Every record, apart from its pictures, should be repeated exactly.

───── Material to process ─────

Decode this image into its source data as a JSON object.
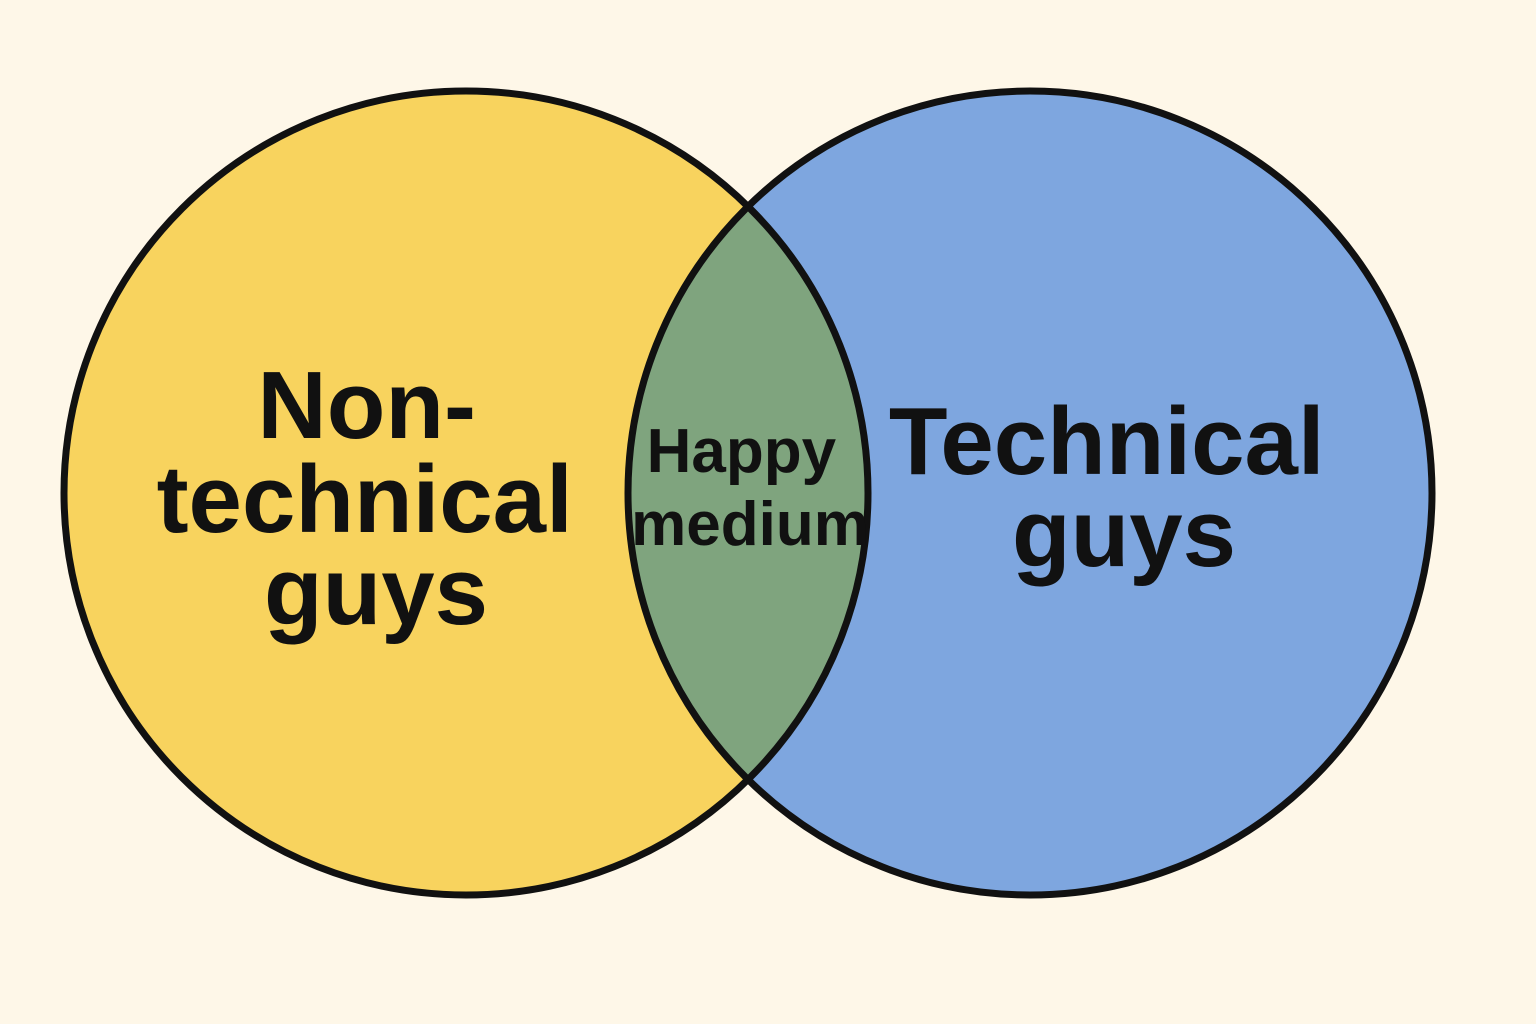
{
  "diagram": {
    "type": "venn",
    "background_color": "#FEF7E8",
    "outline_color": "#111111",
    "sets": [
      {
        "id": "left",
        "label_lines": [
          "Non-",
          "technical",
          "guys"
        ],
        "fill_color": "#F8D35E"
      },
      {
        "id": "right",
        "label_lines": [
          "Technical",
          "guys"
        ],
        "fill_color": "#7EA6DF"
      }
    ],
    "intersection": {
      "label_lines": [
        "Happy",
        "medium"
      ],
      "fill_color": "#7FA47E"
    }
  }
}
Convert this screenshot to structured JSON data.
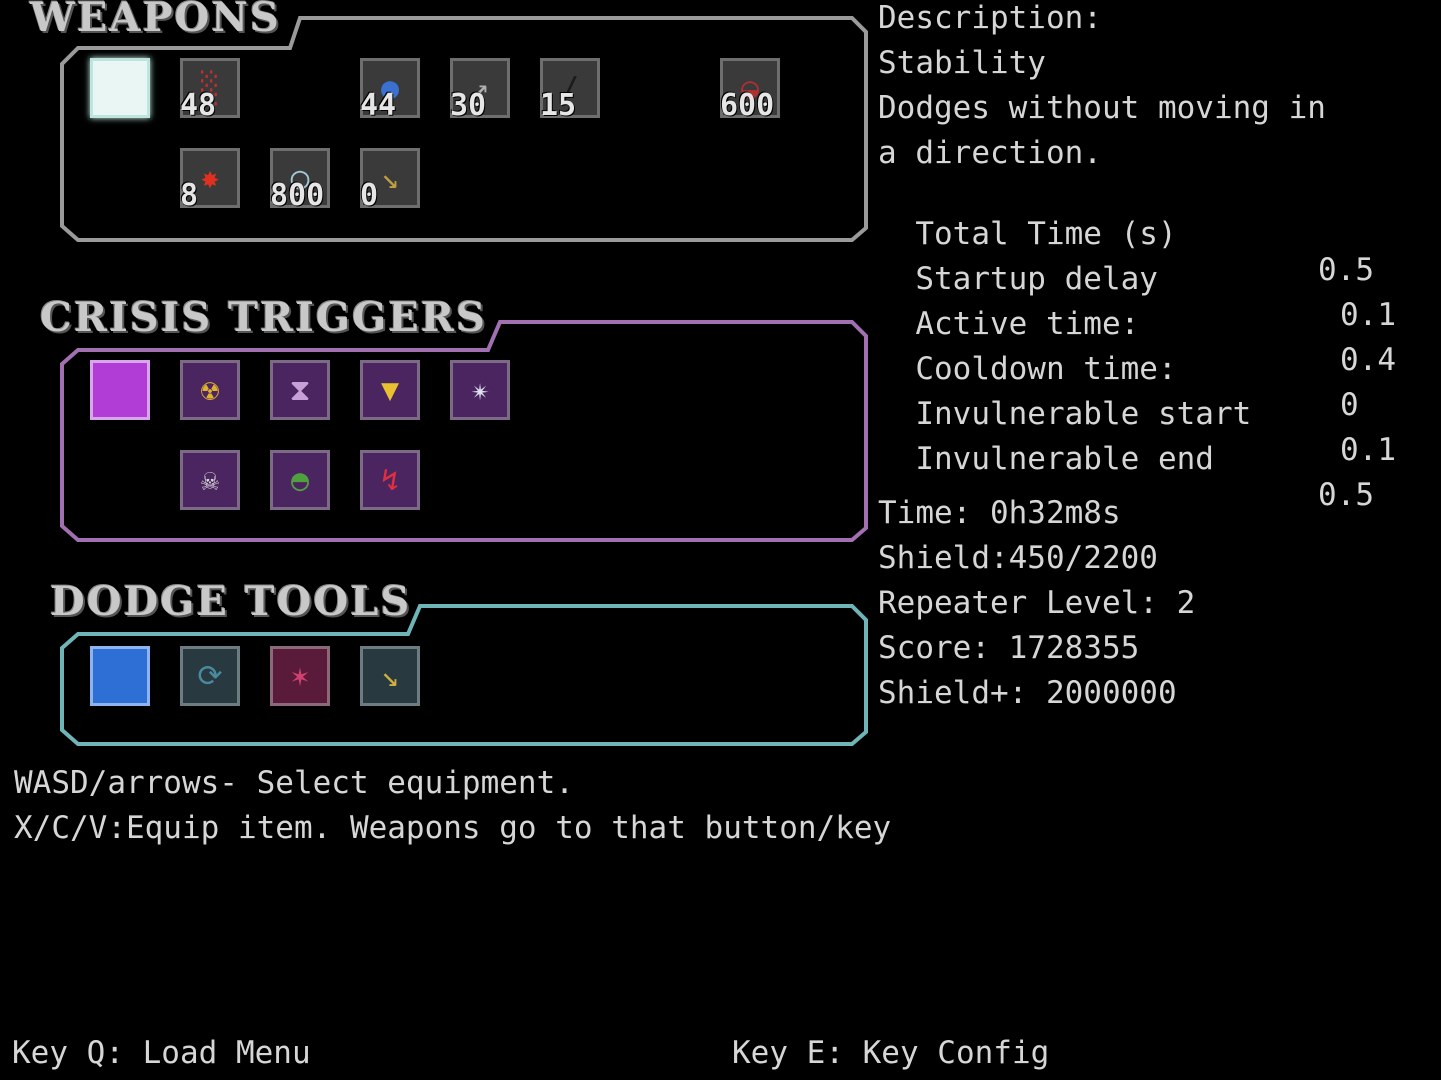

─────

Task output
Decode this image into its source data as a JSON object.
{
  "diagram": {
    "type": "venn",
    "background_color": "#FEF7E8",
    "outline_color": "#111111",
    "sets": [
      {
        "id": "left",
        "label_lines": [
          "Non-",
          "technical",
          "guys"
        ],
        "fill_color": "#F8D35E"
      },
      {
        "id": "right",
        "label_lines": [
          "Technical",
          "guys"
        ],
        "fill_color": "#7EA6DF"
      }
    ],
    "intersection": {
      "label_lines": [
        "Happy",
        "medium"
      ],
      "fill_color": "#7FA47E"
    }
  }
}
Convert this screenshot to structured JSON data.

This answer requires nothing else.